  3. 3. 30 GREEN SCENE • march/april 201030 together, but be sure to include a male polli- nator like ‘Jim Dandy.’ A Chinese winterber- ry relative, Ilex serrata, has a rare, garden-wor- thy cultivar called ‘Gempei’, which boasts pale yellow berries striped with red. Dense clusters of orange-red, orange, or gold fruits decorate the stems of firethorn (Pyracantha sp.). Most garden centers carry tall, prolific, orange-fruited cultivars like the hybrid ‘Mohave’ and P. coccinea ‘Lalandei’. Selections like ‘Soleil D’Or’, with its golden orange pomes, are harder to find, but no more colorful and exciting.
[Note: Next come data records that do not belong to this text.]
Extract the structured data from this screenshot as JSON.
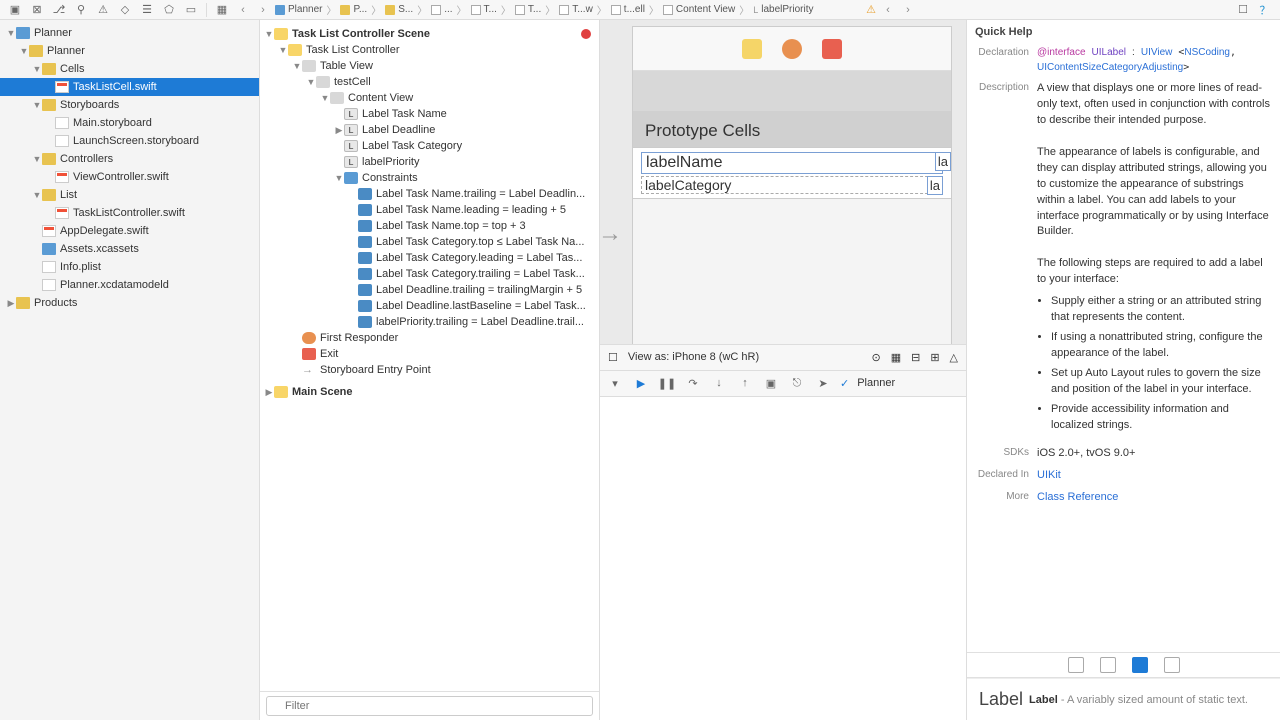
{
  "toolbar_right_icons": [
    "doc-icon",
    "help-icon"
  ],
  "breadcrumb": [
    "Planner",
    "P...",
    "S...",
    "...",
    "T...",
    "T...",
    "T...w",
    "t...ell",
    "Content View",
    "labelPriority"
  ],
  "nav_tree": [
    {
      "lvl": 0,
      "name": "Planner",
      "icon": "folder-blue",
      "open": true
    },
    {
      "lvl": 1,
      "name": "Planner",
      "icon": "folder-yellow",
      "open": true
    },
    {
      "lvl": 2,
      "name": "Cells",
      "icon": "folder-yellow",
      "open": true
    },
    {
      "lvl": 3,
      "name": "TaskListCell.swift",
      "icon": "file-swift",
      "selected": true
    },
    {
      "lvl": 2,
      "name": "Storyboards",
      "icon": "folder-yellow",
      "open": true
    },
    {
      "lvl": 3,
      "name": "Main.storyboard",
      "icon": "file-sb"
    },
    {
      "lvl": 3,
      "name": "LaunchScreen.storyboard",
      "icon": "file-sb"
    },
    {
      "lvl": 2,
      "name": "Controllers",
      "icon": "folder-yellow",
      "open": true
    },
    {
      "lvl": 3,
      "name": "ViewController.swift",
      "icon": "file-swift"
    },
    {
      "lvl": 2,
      "name": "List",
      "icon": "folder-yellow",
      "open": true
    },
    {
      "lvl": 3,
      "name": "TaskListController.swift",
      "icon": "file-swift"
    },
    {
      "lvl": 2,
      "name": "AppDelegate.swift",
      "icon": "file-swift"
    },
    {
      "lvl": 2,
      "name": "Assets.xcassets",
      "icon": "folder-blue"
    },
    {
      "lvl": 2,
      "name": "Info.plist",
      "icon": "file-sb"
    },
    {
      "lvl": 2,
      "name": "Planner.xcdatamodeld",
      "icon": "file-sb"
    },
    {
      "lvl": 0,
      "name": "Products",
      "icon": "folder-yellow",
      "open": false
    }
  ],
  "outline": {
    "scene_title": "Task List Controller Scene",
    "main_scene": "Main Scene",
    "items": [
      {
        "lvl": 0,
        "name": "Task List Controller",
        "icon": "o-vc",
        "open": true
      },
      {
        "lvl": 1,
        "name": "Table View",
        "icon": "o-view",
        "open": true
      },
      {
        "lvl": 2,
        "name": "testCell",
        "icon": "o-view",
        "open": true
      },
      {
        "lvl": 3,
        "name": "Content View",
        "icon": "o-view",
        "open": true
      },
      {
        "lvl": 4,
        "name": "Label Task Name",
        "icon": "o-label"
      },
      {
        "lvl": 4,
        "name": "Label Deadline",
        "icon": "o-label",
        "closed": true
      },
      {
        "lvl": 4,
        "name": "Label Task Category",
        "icon": "o-label"
      },
      {
        "lvl": 4,
        "name": "labelPriority",
        "icon": "o-label"
      },
      {
        "lvl": 4,
        "name": "Constraints",
        "icon": "o-constraint",
        "open": true
      },
      {
        "lvl": 5,
        "name": "Label Task Name.trailing = Label Deadlin...",
        "icon": "o-con-item"
      },
      {
        "lvl": 5,
        "name": "Label Task Name.leading = leading + 5",
        "icon": "o-con-item"
      },
      {
        "lvl": 5,
        "name": "Label Task Name.top = top + 3",
        "icon": "o-con-item"
      },
      {
        "lvl": 5,
        "name": "Label Task Category.top ≤ Label Task Na...",
        "icon": "o-con-item"
      },
      {
        "lvl": 5,
        "name": "Label Task Category.leading = Label Tas...",
        "icon": "o-con-item"
      },
      {
        "lvl": 5,
        "name": "Label Task Category.trailing = Label Task...",
        "icon": "o-con-item"
      },
      {
        "lvl": 5,
        "name": "Label Deadline.trailing = trailingMargin + 5",
        "icon": "o-con-item"
      },
      {
        "lvl": 5,
        "name": "Label Deadline.lastBaseline = Label Task...",
        "icon": "o-con-item"
      },
      {
        "lvl": 5,
        "name": "labelPriority.trailing = Label Deadline.trail...",
        "icon": "o-con-item"
      }
    ],
    "first_responder": "First Responder",
    "exit": "Exit",
    "entry": "Storyboard Entry Point"
  },
  "filter_placeholder": "Filter",
  "canvas": {
    "proto_header": "Prototype Cells",
    "label_name": "labelName",
    "label_category": "labelCategory",
    "side_la": "la",
    "side_la2": "la",
    "view_as": "View as: iPhone 8 (wC hR)"
  },
  "debug": {
    "scheme": "Planner"
  },
  "quickhelp": {
    "title": "Quick Help",
    "decl_label": "Declaration",
    "decl_code": {
      "kw": "@interface",
      "cls": "UILabel",
      "sep": ":",
      "sup": "UIView",
      "proto1": "NSCoding",
      "proto2": "UIContentSizeCategoryAdjusting"
    },
    "desc_label": "Description",
    "desc1": "A view that displays one or more lines of read-only text, often used in conjunction with controls to describe their intended purpose.",
    "desc2": "The appearance of labels is configurable, and they can display attributed strings, allowing you to customize the appearance of substrings within a label. You can add labels to your interface programmatically or by using Interface Builder.",
    "desc3": "The following steps are required to add a label to your interface:",
    "steps": [
      "Supply either a string or an attributed string that represents the content.",
      "If using a nonattributed string, configure the appearance of the label.",
      "Set up Auto Layout rules to govern the size and position of the label in your interface.",
      "Provide accessibility information and localized strings."
    ],
    "sdks_label": "SDKs",
    "sdks": "iOS 2.0+, tvOS 9.0+",
    "declared_label": "Declared In",
    "declared": "UIKit",
    "more_label": "More",
    "more": "Class Reference"
  },
  "object_lib": {
    "big": "Label",
    "name": "Label",
    "desc": "- A variably sized amount of static text."
  }
}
Lots of roses have showy hips that last well into winter, but the massive red hips of Rosa rugosa stand out due to their size and complimentary—but wickedly thorny— stems. As they age, the hips darken and lose luster, but still offer captivating color and texture. FISH IN THE GARDEN AD The Fruits of Winter Gaultheria procumbens
  4. 4. GREEN SCENE • march/april 2010 31 COLONIAL WILLIAMSBURG AD LANDSCAPE DESIGN AD The list of beautiful viburnums with love- ly winter berries is a long one. Berry clusters of all shapes and sizes sport fruits in pleasing warm or cool shades. The eastern North American possumhaw (Viburnum nudum) has large clusters of small oval berries that are pink in late summer and mature to Concord- grape blue-black. The compact cultivar, ‘Bulk’ (Brandywine™), puts on an impres- sive winter berry display with equally impres- sive purplish-red fall color. The spectacular Wright’s viburnum (Viburnum wrightii) pro- duces broad clusters of small, candy-apple- red berries that light up the dreariest winter days, as do the deep red berries of Viburnum dilatatum. For a showy golden-berried form, choose ‘Michael Dodge’. Like everything in nature, the vivid colors of winter fruit have a purpose. Eye-catching hues attract wildlife and ensure that seeds
  5. 5. 32 GREEN SCENE • march/april 2010 MILORGANITE AD Callicarpa
  6. 6. GREEN SCENE • march/april 2010 33 PHILADELPHIA ANTIQUE SHOW AD FOLIO ART GLASS AD The Fruits of Winter spread far and wide. Birds flock to bold col- ors, particularly red (think Snow White and that tempting apple). The tastiest fruits dis- appear by early winter, so those that persist deep into the season tend to be the least favored by animals. Many berries actually fer- ment on the stem; their flavor and desirabili- ty changes as the season progresses. Birds can actually get drunk by eating late-season berries, often to their detriment. Keep an eye out for weaving waxwings or comical cardi- nals. So this year, instead of just waiting for spring, drink in the fruits of winter. Take time to visit outstanding winter gardens in your area to get ideas for next year’s land- scape. Gardening for winter offers just as many rewards as the warmer seasons—and for some of us, perhaps even more . Visit Jessie’s gardening website at jessiekeith.com.

×